To me, high on the list is staying the course. While everyone actually looks at branding apps and more on the exit mode, I believe that every time you have a setback, you have to figure out how you are going to stay the course. Leadership is also about resilience. Anyone can run a company when the whole sector is growing and the stock markets are booming. But, it is the tough times that test the mettle of a good leader. The third is curiosity because it means the culture of your company encourages being open-minded and humble. It also means you are a good listener and you want to know what your consumer is looking for.
Q. What makes a business leader successful, both as a leader and as the owner of a business?
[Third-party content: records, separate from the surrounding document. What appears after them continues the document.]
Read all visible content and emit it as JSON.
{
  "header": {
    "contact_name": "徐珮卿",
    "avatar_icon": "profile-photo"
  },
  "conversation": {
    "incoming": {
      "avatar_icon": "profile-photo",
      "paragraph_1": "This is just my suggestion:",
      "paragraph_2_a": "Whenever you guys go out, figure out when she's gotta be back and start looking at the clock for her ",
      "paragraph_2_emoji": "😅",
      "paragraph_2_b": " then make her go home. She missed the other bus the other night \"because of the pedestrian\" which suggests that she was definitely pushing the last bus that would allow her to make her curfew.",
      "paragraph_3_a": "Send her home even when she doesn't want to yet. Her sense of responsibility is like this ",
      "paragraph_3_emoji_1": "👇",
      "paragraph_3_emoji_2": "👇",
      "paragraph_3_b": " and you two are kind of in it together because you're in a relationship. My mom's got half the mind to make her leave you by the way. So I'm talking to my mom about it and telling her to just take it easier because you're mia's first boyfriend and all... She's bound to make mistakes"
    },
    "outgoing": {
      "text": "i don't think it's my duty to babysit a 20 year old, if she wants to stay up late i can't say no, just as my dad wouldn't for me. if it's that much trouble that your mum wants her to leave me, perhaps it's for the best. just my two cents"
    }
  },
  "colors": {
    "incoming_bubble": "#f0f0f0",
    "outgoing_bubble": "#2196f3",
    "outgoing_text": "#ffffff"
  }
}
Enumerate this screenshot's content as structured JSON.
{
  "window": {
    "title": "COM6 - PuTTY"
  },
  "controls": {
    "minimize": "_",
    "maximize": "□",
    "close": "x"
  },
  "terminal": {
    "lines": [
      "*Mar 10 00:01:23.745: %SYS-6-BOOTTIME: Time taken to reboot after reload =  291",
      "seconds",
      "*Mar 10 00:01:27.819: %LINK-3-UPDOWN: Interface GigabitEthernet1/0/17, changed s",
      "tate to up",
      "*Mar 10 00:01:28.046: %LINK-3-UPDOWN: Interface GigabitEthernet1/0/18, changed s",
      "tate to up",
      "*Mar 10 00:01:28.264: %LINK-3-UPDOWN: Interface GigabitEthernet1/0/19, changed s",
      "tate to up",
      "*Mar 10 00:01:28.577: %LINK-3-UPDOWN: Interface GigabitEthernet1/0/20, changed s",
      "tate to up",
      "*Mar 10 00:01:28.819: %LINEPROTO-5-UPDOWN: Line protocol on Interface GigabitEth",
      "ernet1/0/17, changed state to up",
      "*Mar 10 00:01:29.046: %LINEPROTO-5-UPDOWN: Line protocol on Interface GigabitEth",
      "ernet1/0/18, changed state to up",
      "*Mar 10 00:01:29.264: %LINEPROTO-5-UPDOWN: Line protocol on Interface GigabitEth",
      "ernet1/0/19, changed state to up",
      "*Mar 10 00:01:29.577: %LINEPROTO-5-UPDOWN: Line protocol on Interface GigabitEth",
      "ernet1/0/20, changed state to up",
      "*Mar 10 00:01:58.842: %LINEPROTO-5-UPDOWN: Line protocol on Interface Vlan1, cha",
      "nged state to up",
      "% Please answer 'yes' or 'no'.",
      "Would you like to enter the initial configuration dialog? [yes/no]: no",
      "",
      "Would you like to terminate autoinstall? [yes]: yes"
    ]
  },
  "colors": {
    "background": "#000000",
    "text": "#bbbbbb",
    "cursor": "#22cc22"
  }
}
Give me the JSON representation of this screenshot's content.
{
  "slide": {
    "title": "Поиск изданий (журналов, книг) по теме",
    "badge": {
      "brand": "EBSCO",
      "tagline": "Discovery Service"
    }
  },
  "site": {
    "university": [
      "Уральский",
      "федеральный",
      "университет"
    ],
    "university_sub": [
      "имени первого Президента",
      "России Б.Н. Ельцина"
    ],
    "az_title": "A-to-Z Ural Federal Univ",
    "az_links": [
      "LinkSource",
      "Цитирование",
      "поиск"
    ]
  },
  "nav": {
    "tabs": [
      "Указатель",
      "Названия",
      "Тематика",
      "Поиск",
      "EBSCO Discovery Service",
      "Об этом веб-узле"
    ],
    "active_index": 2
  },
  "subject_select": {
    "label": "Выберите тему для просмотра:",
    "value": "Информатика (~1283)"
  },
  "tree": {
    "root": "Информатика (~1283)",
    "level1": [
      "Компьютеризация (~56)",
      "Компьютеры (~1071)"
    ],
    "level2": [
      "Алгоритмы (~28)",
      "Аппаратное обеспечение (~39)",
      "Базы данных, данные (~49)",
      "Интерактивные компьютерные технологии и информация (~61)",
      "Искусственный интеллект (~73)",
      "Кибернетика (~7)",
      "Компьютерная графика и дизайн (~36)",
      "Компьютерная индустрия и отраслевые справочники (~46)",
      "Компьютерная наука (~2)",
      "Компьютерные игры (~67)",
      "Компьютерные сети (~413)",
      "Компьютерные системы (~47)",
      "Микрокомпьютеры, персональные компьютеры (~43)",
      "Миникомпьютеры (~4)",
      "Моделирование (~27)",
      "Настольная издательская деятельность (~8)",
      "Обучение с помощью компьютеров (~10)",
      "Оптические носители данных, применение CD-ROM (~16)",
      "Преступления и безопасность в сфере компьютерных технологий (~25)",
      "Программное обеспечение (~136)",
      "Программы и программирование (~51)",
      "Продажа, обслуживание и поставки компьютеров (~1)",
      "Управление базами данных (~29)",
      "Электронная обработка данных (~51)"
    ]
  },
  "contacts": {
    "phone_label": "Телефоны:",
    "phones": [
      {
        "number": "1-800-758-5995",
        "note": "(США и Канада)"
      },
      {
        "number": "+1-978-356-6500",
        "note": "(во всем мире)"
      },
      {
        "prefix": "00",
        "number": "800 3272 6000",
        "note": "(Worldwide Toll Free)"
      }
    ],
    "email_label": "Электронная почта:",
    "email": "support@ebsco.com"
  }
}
I don’t see how anyone can be successful in business without being a successful leader because if you are running a business you have to lead from the front and be a good leader across the board. The core team that you build is the most critical element, and only a great leader can empower and inspire his team members to do great stuff.
Q. You are often called the ‘cat with 20 lives’, considering how often you have bounced back. How do you take failure and how does it contribute to your success?
Failure fascinates and intrigues me. I believe that in business and in life, failure can be a bigger motivator than success. It’s a given that people are going to fail, not just once, but multiple times; and I think if you can ruin the concept of fear of failure completely, then you are definitely onto something constructive. People think of failure as a dead-end, and that’s the problem. I look at failure as a comma, not a full-stop. The endeavour must be to recalibrate failure as a setback, realign the goals, pivot and charge forward.
Q. You meet many budding entrepreneurs. Can you gauge one who will go the distance? What are the qualities that you spot first?
I don’t believe in any kind of ‘X-factor’. I am a first-generation entrepreneur. I came from a lower-middle class family where everyone had 9-to-5 jobs. All I had was clarity of thought and confidence. While not everyone is cut out to become an entrepreneur, it is not something you have to be born with, but you should really want it. When I do meet someone, I look at their risk-taking ability, their clarity of thought, the conviction in themselves more than their idea and resilience. Chances are that they are going to go through a lot of ups and downs, but these qualities will keep them going.
Q. How crucial is it for an aspiring entrepreneur to secure an investor early on, especially in the case of startups?
Entrepreneurship is a challenge and the perception that only people with huge initial capital can become entrepreneurs is a myth. If we look at the entrepreneurs who are prospering today, they bootstrapped themselves. You have your idea and you should start executing it; only after you reach a particular level, should you go for an investor. If you get an investor early on, you get spoilt. The entire work culture changes and half the time, the investor runs the business that you are supposed to run. The hunger is much more when you are doing it on your own. A good idea will always find an investor; therefore, there is no point in compromising with the idea.
Q. What would your advice be for entrepreneurs who want to take the plunge into unknown territory?
The question of domain knowledge is important, but it is not critical. There are so many new sectors opening up today, where there aren’t many benchmarks and the ground rules are being made as the sector develops. You have to assess your own risks, and try it out. If you are not a risk-taker, you are either not going to grow or you will call it a day at the earliest opportunity. You have to commit to stay with it come what may. That conviction will see you through a lot of ups and downs.
Gunjan Jain is an author, with her first book She Walks She Leads due for release in April 2016